(For citation information please see the ‘Webliography’ page on this site)

Coffee Talk

Working in a café for 5+ years has left me with many invaluable life skills and experiences (mostly related to the fact that I now know that I do not want to work in a café for the rest of my life.) I’ve learned all about the art of pulling a perfect shot of espresso and have tentatively mastered latté art. Yet despite my relatively intimate and longstanding relationship with making and serving coffee I am still hopelessly disconnected from its production.

Unlike some foods that we unnecessarily purchase from far off lands simply for the sake of convenience, cost, etc., coffee is one that cannot simply be grown in the inhospitable climate that is New England. In fact, coffee that is suitable for today’s coffee-literate society really can’t be produced anywhere in the U.S. That is why we see names of entire countries becoming representative of certain roasts: Ethiopian coffee is known for its mild, medium flavor; Guatemalan for its fruity undertones; and French roast has become nearly synonymous with “large black coffee.” But what does this really mean? Who are the people and what are the processes involved in getting my coffee from there to my cup?

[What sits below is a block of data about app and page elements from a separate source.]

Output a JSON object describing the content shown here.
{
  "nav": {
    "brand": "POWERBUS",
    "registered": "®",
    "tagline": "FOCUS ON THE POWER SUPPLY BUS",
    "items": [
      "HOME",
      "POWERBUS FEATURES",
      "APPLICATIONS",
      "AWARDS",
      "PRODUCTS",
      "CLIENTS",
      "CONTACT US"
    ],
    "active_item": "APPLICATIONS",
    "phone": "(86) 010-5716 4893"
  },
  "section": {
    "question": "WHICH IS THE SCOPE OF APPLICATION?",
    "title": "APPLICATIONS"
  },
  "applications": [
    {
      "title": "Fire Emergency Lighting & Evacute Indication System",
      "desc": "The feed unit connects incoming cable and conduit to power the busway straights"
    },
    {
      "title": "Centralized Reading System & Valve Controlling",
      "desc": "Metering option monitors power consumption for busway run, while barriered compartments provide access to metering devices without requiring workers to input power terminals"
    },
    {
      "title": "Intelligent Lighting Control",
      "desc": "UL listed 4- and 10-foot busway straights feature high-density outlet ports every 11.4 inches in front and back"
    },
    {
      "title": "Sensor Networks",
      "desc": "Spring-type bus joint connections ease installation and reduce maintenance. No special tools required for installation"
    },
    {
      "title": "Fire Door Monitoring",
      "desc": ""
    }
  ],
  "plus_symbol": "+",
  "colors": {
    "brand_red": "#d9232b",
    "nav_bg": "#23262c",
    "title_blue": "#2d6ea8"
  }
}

The coffee industry has taken an interesting and rather progressive foray into food activism in this sense. Perhaps this is due to a critical mass of socially conscious (…hiptster….) consumers, maybe the caffeine just makes people want to do things!! or perhaps the industry has genuinely identified a need to create more transparent and responsible supply chains. For example, Counter Culture has taken on a policy of Direct Trade, rather than Fair Trade, in the hopes of sustaining more personal, cooperative, and  equitable relationships with their suppliers. There are even activists guides  being produced in order to engender a more progressive base of consumers.

While studying abroad in Uganda I got to see coffee in its natural habitat for the first time, but that’s about as close as I’ve come to having any connection at all with the plant or people (not that any significant amount of coffee I have consumed in my life has even come from Uganda…) who supply me and millions of others with such a tantalizing addiction.

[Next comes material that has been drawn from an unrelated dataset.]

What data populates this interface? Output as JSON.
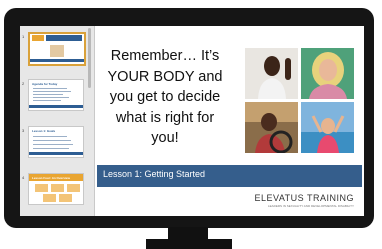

Our guide in Uganda shows us coffee berries right off the tree

Our guide in Uganda shows us coffee berries right off the tree

I wish I could buy coffee from Farmer Joe down the road, but Farmer Joe doesn’t have the capacity to grow the coffee I crave. So  I need to find a more meaningful way to interact with people halfway around the world who do have this capacity. After all, the coffee industry is a huge economic force in countries like Uganda, where other exports are slim–especially ones that can be produced by average citizens, as coffee can. Right now I feel the best I can do is make a conscious effort to research where my coffee comes from; not just the country, but the modes of production that actually get it to me. Is the farm family owned or corporate? Are the farmers given adequate share in the profits? How do fair trade/free trade regulations factor in? Similar to the growing number of people who demand to know where their meat is coming from out of concern for the ethical treatment of animals, I want to know where my coffee is coming from out of concern for the ethical treatment of farmers.

So this is a dilemma I still face. I strive to have a deeper connection with what I consume, but how can I do that when there really is no way to connect me to the root of the coffee plant, save traipsing around the world gathering beans and speaking with farmers myself? I’m sure there’s a compromise in here somewhere, maybe I just need one more cup of coffee to help me figure it out…